Cities caught in a toxic mix of violence, inequality, natural disasters and poverty are the most fragile, he said, and many lack municipal governments capable of resolving these problems.
With low- and middle-income countries estimated to host 95 percent of future urban expansion, much of it rapid and unplanned, aid agencies will increasingly be required to respond to crises in cities, said Pamela Sitko, a technical advisor on managing urban disasters with World Vision International.
“It’s too late for the humanitarian sector to get ahead of the urbanisation curve, but we can certainly catch up. We need to adapt our tools, approaches, ways of partnering,” she said.
LOCAL GOVERNMENTS IGNORED
One of the main differences is that aid workers will have to cooperate far more closely with the people who run cities – from mayors and urban planners, to architects and companies supplying water and electricity.
In disaster-hit urban areas, the best approach is often not to bring in emergency relief supplies. “In cities, we don’t provide aid to people – we need to facilitate access to aid. For example, it doesn’t mean trucking in food, it means helping markets get back and working,” Sitko said.
Dan Lewis, head of UN-Habitat’s urban risk reduction unit, said the humanitarian system is gradually learning from mistakes made in previous disasters that have struck cities.
They include the 2010 Haiti earthquake, when thousands of homeless residents from Port-au-Prince were moved to a camp outside the capital with no access to jobs and few services.
In many crises – from the Indian Ocean tsunami to Typhoon Haiyan which flattened the Philippine city of Tacloban – aid agencies have rushed in without consulting local governments.
The new global alliance aims to rectify this oversight.
Aid experts say cooperating with municipal authorities and businesses is becoming ever-more important in dealing with refugee crises like that in the Middle East where most of the nearly 5 million Syrians who have fled their war-torn country are living in towns and cities in Lebanon, Jordan and Turkey.
Their dispersal among host communities has made it harder for aid agencies to reach families with the support they need to pay rent, buy food, and access healthcare and schools.
This requires innovation.
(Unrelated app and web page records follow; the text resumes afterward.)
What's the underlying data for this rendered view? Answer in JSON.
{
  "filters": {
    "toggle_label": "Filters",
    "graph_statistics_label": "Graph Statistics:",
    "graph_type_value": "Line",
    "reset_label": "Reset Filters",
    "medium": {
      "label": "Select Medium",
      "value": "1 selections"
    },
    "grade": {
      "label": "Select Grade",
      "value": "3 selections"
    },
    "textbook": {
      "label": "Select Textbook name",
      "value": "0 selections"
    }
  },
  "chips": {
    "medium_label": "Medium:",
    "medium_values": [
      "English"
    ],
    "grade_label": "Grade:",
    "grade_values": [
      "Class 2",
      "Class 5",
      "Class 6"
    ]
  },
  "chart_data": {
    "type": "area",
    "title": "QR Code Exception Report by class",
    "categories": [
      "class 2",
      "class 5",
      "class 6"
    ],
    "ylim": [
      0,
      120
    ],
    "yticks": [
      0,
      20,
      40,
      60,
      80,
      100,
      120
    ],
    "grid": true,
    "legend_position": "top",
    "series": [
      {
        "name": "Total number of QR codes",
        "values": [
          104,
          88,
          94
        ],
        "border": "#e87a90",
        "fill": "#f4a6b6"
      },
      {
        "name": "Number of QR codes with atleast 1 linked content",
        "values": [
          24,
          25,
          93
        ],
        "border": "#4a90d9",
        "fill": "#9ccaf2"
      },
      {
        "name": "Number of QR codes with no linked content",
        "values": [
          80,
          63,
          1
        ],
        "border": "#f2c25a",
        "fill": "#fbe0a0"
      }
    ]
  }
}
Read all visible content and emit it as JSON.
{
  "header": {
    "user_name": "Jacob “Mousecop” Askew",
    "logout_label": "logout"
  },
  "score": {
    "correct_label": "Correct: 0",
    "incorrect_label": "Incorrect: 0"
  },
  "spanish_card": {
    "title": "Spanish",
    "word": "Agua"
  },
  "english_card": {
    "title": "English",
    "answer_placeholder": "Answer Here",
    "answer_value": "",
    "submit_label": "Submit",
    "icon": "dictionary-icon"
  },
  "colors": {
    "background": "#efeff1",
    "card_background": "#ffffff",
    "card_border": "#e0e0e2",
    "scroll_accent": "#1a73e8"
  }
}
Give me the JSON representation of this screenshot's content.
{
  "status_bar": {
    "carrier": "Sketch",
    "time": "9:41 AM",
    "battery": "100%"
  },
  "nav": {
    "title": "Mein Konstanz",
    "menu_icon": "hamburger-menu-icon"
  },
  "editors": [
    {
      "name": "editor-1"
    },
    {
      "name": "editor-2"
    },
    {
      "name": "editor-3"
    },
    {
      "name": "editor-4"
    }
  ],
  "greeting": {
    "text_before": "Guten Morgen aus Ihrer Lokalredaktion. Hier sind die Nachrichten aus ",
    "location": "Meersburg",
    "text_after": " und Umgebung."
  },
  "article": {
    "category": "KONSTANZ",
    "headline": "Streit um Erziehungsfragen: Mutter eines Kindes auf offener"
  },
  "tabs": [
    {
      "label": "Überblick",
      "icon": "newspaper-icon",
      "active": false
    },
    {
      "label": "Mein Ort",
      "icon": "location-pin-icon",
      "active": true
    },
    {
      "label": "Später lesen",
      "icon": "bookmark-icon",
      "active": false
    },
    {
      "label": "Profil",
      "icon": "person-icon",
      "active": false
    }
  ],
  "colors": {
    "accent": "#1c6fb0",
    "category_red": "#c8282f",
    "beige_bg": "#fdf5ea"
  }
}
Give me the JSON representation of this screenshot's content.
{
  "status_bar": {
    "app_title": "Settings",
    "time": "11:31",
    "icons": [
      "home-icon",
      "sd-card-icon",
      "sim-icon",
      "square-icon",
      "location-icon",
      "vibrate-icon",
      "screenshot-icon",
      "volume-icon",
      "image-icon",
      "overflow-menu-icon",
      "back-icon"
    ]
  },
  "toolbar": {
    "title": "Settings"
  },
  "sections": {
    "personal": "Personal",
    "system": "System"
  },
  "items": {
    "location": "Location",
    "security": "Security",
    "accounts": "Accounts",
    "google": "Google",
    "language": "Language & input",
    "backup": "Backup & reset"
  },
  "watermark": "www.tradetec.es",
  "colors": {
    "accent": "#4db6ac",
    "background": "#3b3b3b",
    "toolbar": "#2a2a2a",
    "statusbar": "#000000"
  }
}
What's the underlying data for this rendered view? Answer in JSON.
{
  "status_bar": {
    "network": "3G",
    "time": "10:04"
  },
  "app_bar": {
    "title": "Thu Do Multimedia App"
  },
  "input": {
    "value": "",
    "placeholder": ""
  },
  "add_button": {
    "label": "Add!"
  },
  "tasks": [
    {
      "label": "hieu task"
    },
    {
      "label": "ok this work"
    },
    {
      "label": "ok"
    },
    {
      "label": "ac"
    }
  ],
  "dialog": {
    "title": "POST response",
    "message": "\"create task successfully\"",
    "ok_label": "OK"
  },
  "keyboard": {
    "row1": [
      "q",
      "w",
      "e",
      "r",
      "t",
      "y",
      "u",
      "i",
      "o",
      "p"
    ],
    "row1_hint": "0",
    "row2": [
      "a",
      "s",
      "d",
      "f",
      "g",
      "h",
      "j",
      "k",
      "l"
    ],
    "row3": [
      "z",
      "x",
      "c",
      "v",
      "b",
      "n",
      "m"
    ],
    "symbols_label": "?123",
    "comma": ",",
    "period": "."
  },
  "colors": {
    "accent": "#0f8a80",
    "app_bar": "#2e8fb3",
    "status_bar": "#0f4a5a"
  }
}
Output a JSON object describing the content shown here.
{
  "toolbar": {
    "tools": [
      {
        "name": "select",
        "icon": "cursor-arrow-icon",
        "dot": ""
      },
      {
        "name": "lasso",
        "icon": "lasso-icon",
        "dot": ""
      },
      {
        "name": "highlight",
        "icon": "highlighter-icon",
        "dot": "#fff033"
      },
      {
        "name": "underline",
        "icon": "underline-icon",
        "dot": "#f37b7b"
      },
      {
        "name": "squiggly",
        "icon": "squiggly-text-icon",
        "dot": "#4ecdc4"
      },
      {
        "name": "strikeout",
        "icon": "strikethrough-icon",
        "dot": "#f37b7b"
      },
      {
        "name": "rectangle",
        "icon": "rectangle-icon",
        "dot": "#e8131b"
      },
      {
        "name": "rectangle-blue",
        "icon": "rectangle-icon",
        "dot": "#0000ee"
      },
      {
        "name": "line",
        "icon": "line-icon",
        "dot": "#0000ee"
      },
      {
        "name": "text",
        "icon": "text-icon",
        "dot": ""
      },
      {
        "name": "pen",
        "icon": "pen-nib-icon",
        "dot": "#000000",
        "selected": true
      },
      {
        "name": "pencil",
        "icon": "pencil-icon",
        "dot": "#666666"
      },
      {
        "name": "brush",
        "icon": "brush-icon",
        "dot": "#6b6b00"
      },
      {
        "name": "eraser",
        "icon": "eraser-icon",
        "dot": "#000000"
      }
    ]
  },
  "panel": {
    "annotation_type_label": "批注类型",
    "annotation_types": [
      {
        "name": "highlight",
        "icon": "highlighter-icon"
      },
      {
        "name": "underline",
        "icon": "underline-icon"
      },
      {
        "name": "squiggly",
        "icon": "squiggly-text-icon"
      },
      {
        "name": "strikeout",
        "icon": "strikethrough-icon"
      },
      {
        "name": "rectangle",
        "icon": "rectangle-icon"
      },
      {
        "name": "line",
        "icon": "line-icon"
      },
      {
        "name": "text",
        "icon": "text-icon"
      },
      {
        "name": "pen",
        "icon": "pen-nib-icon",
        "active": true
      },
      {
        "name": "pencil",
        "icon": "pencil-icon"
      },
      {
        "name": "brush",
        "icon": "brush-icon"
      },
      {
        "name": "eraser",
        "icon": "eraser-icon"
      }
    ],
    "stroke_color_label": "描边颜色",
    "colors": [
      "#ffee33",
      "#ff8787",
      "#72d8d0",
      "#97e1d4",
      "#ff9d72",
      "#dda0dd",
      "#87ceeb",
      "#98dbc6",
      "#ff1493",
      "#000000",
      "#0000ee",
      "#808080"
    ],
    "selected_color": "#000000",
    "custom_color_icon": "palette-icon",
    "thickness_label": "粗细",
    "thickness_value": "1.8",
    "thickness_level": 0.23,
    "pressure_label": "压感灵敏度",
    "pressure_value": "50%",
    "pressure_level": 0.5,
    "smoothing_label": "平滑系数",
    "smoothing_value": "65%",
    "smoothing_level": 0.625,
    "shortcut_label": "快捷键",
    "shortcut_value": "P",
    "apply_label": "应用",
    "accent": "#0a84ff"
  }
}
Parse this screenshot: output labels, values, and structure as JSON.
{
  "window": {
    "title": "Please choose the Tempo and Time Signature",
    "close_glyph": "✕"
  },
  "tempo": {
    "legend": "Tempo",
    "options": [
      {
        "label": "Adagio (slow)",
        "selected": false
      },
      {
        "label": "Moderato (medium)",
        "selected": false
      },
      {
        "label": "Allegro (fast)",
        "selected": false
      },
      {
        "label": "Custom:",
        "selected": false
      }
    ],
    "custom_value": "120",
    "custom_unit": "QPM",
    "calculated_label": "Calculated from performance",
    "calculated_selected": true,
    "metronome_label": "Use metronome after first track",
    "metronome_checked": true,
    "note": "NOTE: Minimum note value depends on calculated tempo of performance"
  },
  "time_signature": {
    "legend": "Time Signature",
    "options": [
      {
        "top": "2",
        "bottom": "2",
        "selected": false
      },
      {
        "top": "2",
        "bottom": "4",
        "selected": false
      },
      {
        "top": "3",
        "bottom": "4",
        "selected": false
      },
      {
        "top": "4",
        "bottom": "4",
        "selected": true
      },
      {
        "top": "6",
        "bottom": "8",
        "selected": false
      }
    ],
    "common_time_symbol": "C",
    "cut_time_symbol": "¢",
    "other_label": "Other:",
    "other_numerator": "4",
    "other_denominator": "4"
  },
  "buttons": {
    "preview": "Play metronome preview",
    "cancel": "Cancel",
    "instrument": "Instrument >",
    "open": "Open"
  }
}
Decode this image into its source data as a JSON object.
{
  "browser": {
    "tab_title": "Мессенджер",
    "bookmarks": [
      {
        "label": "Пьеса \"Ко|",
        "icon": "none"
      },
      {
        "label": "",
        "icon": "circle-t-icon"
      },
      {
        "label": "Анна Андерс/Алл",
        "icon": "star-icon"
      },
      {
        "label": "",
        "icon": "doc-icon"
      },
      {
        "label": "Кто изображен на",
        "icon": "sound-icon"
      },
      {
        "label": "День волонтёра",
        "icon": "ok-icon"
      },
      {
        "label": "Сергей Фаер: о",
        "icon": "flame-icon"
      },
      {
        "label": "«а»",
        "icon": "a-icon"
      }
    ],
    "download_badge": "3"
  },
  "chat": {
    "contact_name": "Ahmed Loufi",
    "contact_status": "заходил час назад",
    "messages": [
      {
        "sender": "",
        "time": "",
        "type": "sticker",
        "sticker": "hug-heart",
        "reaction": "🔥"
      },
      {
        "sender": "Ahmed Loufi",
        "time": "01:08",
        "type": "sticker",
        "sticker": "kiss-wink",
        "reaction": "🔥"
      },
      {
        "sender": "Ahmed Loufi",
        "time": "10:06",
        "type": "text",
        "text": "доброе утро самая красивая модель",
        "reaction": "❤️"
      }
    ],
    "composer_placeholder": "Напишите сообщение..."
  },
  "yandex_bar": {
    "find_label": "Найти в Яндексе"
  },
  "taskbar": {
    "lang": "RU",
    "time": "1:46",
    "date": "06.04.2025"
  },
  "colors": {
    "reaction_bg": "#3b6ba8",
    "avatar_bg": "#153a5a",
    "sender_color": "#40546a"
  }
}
World Vision, for example, runs a project in Lebanon’s Bekaa Valley that gives Syrian and Lebanese youth experience in managing solid waste and recycling materials. It helps them bond and acquire skills, while improving local public health and municipal infrastructure.
“You need to serve all the different groups,” said Aline Rahbany, World Vision urban programming adviser. “If you only help one, it could lead to harm by causing more social tensions and conflict in a city.”
(Thomson Reuters Foundation)